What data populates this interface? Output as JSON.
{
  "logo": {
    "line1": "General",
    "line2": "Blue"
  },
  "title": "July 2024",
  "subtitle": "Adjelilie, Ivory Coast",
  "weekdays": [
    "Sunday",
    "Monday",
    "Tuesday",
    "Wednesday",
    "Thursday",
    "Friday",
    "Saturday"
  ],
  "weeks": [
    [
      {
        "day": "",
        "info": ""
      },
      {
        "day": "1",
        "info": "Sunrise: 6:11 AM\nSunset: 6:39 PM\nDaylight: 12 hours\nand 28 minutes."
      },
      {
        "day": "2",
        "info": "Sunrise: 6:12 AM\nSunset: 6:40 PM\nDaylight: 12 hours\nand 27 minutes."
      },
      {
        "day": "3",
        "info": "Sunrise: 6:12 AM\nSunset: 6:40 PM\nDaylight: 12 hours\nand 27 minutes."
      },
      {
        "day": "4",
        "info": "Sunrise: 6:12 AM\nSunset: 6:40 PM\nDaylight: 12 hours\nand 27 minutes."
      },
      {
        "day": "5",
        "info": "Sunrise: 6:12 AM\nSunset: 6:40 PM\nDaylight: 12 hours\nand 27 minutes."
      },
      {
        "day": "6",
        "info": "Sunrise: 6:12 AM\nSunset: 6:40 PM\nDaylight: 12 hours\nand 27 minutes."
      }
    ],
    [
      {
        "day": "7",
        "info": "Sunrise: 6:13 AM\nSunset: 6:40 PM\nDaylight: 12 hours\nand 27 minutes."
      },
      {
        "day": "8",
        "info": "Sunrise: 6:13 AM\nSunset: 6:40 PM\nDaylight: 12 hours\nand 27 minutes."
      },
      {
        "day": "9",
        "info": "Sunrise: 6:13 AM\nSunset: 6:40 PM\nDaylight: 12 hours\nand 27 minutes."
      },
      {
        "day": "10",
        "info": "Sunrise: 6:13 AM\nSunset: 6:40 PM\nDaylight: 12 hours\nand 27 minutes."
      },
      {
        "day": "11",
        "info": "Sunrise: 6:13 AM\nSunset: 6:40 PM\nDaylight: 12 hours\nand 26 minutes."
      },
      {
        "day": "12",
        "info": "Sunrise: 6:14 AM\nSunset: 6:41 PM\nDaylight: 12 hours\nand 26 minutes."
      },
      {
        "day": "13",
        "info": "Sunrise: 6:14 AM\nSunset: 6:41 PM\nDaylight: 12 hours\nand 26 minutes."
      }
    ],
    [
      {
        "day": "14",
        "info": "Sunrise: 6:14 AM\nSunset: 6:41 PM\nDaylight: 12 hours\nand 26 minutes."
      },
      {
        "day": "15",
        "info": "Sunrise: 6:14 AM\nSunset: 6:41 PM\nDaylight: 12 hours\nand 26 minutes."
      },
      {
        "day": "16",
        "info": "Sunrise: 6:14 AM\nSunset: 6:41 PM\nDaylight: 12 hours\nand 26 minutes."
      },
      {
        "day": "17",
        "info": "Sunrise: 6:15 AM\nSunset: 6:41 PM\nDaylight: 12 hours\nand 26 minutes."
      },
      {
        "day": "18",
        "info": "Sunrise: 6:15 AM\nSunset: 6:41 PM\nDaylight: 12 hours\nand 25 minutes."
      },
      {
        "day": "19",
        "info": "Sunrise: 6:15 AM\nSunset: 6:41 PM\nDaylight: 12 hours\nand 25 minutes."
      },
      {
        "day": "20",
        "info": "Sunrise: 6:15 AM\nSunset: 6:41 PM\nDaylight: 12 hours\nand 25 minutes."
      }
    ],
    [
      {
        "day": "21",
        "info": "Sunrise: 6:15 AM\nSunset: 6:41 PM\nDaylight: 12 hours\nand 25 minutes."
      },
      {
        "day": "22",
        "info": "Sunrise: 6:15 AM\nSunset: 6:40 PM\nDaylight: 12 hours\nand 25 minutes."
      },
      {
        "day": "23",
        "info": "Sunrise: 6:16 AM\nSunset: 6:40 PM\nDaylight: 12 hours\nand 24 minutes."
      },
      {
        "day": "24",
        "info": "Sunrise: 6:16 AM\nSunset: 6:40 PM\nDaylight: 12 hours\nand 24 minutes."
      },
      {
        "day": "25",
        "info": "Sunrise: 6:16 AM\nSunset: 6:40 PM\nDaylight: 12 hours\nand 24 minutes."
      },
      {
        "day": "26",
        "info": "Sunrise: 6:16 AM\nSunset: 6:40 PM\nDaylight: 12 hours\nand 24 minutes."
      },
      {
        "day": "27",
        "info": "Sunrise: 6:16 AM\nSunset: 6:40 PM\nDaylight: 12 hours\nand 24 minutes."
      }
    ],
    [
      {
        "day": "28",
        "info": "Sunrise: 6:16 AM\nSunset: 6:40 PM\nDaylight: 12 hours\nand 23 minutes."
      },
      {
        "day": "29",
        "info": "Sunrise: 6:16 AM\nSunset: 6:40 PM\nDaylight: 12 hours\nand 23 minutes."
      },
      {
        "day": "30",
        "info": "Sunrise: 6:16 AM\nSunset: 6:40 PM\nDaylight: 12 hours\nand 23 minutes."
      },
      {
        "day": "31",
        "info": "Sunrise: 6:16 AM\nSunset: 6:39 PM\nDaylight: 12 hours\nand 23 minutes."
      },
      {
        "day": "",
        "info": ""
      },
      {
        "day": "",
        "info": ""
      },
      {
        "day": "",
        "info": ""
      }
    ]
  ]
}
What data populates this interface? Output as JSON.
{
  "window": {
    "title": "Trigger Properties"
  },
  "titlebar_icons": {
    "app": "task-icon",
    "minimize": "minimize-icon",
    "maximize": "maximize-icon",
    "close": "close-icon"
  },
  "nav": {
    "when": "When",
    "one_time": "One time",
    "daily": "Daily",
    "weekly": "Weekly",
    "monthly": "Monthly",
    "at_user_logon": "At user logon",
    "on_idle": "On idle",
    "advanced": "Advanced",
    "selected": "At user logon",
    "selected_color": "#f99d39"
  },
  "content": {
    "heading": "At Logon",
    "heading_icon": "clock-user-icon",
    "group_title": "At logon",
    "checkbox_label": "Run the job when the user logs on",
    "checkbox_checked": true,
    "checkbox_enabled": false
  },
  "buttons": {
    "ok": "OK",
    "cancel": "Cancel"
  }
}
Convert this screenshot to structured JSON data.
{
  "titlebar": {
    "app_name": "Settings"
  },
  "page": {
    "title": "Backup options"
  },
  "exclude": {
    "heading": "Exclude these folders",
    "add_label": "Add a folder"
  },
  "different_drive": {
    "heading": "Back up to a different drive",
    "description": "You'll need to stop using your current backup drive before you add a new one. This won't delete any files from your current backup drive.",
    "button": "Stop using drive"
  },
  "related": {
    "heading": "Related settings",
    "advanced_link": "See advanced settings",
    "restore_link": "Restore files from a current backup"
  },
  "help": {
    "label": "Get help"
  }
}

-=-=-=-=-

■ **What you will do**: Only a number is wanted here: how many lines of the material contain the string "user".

■ **Answer section**: 4